EXERCISE PROMPT: The response must consist of every record, restated word for word.

━━━━━ MATERIAL PROVIDED ━━━━━

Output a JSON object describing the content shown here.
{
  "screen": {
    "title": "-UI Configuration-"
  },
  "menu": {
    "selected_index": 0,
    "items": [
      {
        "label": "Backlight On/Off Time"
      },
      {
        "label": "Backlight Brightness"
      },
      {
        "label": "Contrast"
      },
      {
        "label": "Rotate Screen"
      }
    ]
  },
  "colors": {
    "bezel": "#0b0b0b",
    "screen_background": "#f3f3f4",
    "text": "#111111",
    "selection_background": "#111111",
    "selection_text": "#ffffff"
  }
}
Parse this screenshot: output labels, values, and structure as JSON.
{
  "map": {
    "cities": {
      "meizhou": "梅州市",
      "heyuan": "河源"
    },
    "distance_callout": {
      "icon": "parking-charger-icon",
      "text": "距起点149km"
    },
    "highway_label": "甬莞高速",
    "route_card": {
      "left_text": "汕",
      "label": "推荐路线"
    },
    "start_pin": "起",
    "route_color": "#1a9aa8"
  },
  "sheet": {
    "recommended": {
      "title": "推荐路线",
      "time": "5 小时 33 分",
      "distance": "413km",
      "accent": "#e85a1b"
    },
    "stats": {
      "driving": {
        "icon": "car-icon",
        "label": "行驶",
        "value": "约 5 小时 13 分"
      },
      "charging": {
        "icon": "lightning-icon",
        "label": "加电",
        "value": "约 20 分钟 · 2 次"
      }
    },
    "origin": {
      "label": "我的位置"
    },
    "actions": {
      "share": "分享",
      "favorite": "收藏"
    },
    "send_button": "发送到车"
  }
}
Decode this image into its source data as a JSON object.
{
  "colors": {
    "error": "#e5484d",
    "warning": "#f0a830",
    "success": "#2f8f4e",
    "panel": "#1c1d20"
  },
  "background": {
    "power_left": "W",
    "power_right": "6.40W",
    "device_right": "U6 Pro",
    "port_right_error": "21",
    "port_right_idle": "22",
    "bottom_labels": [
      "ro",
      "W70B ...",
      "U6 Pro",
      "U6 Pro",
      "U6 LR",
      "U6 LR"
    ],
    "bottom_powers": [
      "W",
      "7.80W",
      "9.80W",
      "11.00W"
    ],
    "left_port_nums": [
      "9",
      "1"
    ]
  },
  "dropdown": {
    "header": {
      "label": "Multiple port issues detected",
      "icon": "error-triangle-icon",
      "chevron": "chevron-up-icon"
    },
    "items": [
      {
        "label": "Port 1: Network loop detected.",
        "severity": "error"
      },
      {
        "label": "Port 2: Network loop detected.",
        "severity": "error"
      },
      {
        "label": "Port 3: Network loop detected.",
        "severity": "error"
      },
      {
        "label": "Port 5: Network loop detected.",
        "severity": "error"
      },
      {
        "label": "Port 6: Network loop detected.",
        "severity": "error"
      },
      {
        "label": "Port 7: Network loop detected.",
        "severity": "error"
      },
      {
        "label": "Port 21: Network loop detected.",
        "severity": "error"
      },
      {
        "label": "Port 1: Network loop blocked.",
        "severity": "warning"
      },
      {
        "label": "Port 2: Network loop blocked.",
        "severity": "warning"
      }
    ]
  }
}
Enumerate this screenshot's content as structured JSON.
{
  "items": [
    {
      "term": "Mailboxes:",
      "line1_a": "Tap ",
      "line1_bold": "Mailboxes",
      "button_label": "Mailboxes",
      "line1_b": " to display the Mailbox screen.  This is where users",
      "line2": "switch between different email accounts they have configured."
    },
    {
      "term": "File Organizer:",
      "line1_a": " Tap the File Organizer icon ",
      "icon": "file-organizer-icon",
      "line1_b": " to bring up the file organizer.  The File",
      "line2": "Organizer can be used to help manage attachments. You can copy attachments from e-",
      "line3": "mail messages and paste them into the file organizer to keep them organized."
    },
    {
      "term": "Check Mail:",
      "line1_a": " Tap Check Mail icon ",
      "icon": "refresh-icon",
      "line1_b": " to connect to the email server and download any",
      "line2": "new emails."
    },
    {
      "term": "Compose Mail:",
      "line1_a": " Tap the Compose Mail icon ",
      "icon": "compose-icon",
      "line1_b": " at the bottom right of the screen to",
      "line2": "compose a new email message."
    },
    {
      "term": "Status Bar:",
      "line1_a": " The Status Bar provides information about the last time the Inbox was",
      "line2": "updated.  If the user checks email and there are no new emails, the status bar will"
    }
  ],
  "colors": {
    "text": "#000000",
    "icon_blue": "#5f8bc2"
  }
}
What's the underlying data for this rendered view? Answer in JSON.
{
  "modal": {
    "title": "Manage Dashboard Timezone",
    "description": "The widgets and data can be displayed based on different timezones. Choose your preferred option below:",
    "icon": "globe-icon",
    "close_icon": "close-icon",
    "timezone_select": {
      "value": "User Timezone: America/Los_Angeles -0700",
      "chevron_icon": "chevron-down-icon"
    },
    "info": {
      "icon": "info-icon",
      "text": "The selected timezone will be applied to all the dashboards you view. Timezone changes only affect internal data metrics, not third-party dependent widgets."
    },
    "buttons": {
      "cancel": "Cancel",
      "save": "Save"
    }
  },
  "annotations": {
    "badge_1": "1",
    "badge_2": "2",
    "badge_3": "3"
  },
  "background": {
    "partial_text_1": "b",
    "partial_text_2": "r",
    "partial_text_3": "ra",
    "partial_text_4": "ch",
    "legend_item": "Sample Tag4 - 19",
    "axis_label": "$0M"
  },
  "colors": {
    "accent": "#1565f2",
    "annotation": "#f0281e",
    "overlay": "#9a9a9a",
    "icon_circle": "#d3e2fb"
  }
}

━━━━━

ANSWER TO THIS PROBLEM:
Output a JSON object describing the content shown here.
{
  "screen": {
    "title": "-UI Configuration-"
  },
  "menu": {
    "selected_index": 0,
    "items": [
      {
        "label": "Backlight On/Off Time"
      },
      {
        "label": "Backlight Brightness"
      },
      {
        "label": "Contrast"
      },
      {
        "label": "Rotate Screen"
      }
    ]
  },
  "colors": {
    "bezel": "#0b0b0b",
    "screen_background": "#f3f3f4",
    "text": "#111111",
    "selection_background": "#111111",
    "selection_text": "#ffffff"
  }
}
Parse this screenshot: output labels, values, and structure as JSON.
{
  "map": {
    "cities": {
      "meizhou": "梅州市",
      "heyuan": "河源"
    },
    "distance_callout": {
      "icon": "parking-charger-icon",
      "text": "距起点149km"
    },
    "highway_label": "甬莞高速",
    "route_card": {
      "left_text": "汕",
      "label": "推荐路线"
    },
    "start_pin": "起",
    "route_color": "#1a9aa8"
  },
  "sheet": {
    "recommended": {
      "title": "推荐路线",
      "time": "5 小时 33 分",
      "distance": "413km",
      "accent": "#e85a1b"
    },
    "stats": {
      "driving": {
        "icon": "car-icon",
        "label": "行驶",
        "value": "约 5 小时 13 分"
      },
      "charging": {
        "icon": "lightning-icon",
        "label": "加电",
        "value": "约 20 分钟 · 2 次"
      }
    },
    "origin": {
      "label": "我的位置"
    },
    "actions": {
      "share": "分享",
      "favorite": "收藏"
    },
    "send_button": "发送到车"
  }
}
Decode this image into its source data as a JSON object.
{
  "colors": {
    "error": "#e5484d",
    "warning": "#f0a830",
    "success": "#2f8f4e",
    "panel": "#1c1d20"
  },
  "background": {
    "power_left": "W",
    "power_right": "6.40W",
    "device_right": "U6 Pro",
    "port_right_error": "21",
    "port_right_idle": "22",
    "bottom_labels": [
      "ro",
      "W70B ...",
      "U6 Pro",
      "U6 Pro",
      "U6 LR",
      "U6 LR"
    ],
    "bottom_powers": [
      "W",
      "7.80W",
      "9.80W",
      "11.00W"
    ],
    "left_port_nums": [
      "9",
      "1"
    ]
  },
  "dropdown": {
    "header": {
      "label": "Multiple port issues detected",
      "icon": "error-triangle-icon",
      "chevron": "chevron-up-icon"
    },
    "items": [
      {
        "label": "Port 1: Network loop detected.",
        "severity": "error"
      },
      {
        "label": "Port 2: Network loop detected.",
        "severity": "error"
      },
      {
        "label": "Port 3: Network loop detected.",
        "severity": "error"
      },
      {
        "label": "Port 5: Network loop detected.",
        "severity": "error"
      },
      {
        "label": "Port 6: Network loop detected.",
        "severity": "error"
      },
      {
        "label": "Port 7: Network loop detected.",
        "severity": "error"
      },
      {
        "label": "Port 21: Network loop detected.",
        "severity": "error"
      },
      {
        "label": "Port 1: Network loop blocked.",
        "severity": "warning"
      },
      {
        "label": "Port 2: Network loop blocked.",
        "severity": "warning"
      }
    ]
  }
}
Enumerate this screenshot's content as structured JSON.
{
  "items": [
    {
      "term": "Mailboxes:",
      "line1_a": "Tap ",
      "line1_bold": "Mailboxes",
      "button_label": "Mailboxes",
      "line1_b": " to display the Mailbox screen.  This is where users",
      "line2": "switch between different email accounts they have configured."
    },
    {
      "term": "File Organizer:",
      "line1_a": " Tap the File Organizer icon ",
      "icon": "file-organizer-icon",
      "line1_b": " to bring up the file organizer.  The File",
      "line2": "Organizer can be used to help manage attachments. You can copy attachments from e-",
      "line3": "mail messages and paste them into the file organizer to keep them organized."
    },
    {
      "term": "Check Mail:",
      "line1_a": " Tap Check Mail icon ",
      "icon": "refresh-icon",
      "line1_b": " to connect to the email server and download any",
      "line2": "new emails."
    },
    {
      "term": "Compose Mail:",
      "line1_a": " Tap the Compose Mail icon ",
      "icon": "compose-icon",
      "line1_b": " at the bottom right of the screen to",
      "line2": "compose a new email message."
    },
    {
      "term": "Status Bar:",
      "line1_a": " The Status Bar provides information about the last time the Inbox was",
      "line2": "updated.  If the user checks email and there are no new emails, the status bar will"
    }
  ],
  "colors": {
    "text": "#000000",
    "icon_blue": "#5f8bc2"
  }
}
What's the underlying data for this rendered view? Answer in JSON.
{
  "modal": {
    "title": "Manage Dashboard Timezone",
    "description": "The widgets and data can be displayed based on different timezones. Choose your preferred option below:",
    "icon": "globe-icon",
    "close_icon": "close-icon",
    "timezone_select": {
      "value": "User Timezone: America/Los_Angeles -0700",
      "chevron_icon": "chevron-down-icon"
    },
    "info": {
      "icon": "info-icon",
      "text": "The selected timezone will be applied to all the dashboards you view. Timezone changes only affect internal data metrics, not third-party dependent widgets."
    },
    "buttons": {
      "cancel": "Cancel",
      "save": "Save"
    }
  },
  "annotations": {
    "badge_1": "1",
    "badge_2": "2",
    "badge_3": "3"
  },
  "background": {
    "partial_text_1": "b",
    "partial_text_2": "r",
    "partial_text_3": "ra",
    "partial_text_4": "ch",
    "legend_item": "Sample Tag4 - 19",
    "axis_label": "$0M"
  },
  "colors": {
    "accent": "#1565f2",
    "annotation": "#f0281e",
    "overlay": "#9a9a9a",
    "icon_circle": "#d3e2fb"
  }
}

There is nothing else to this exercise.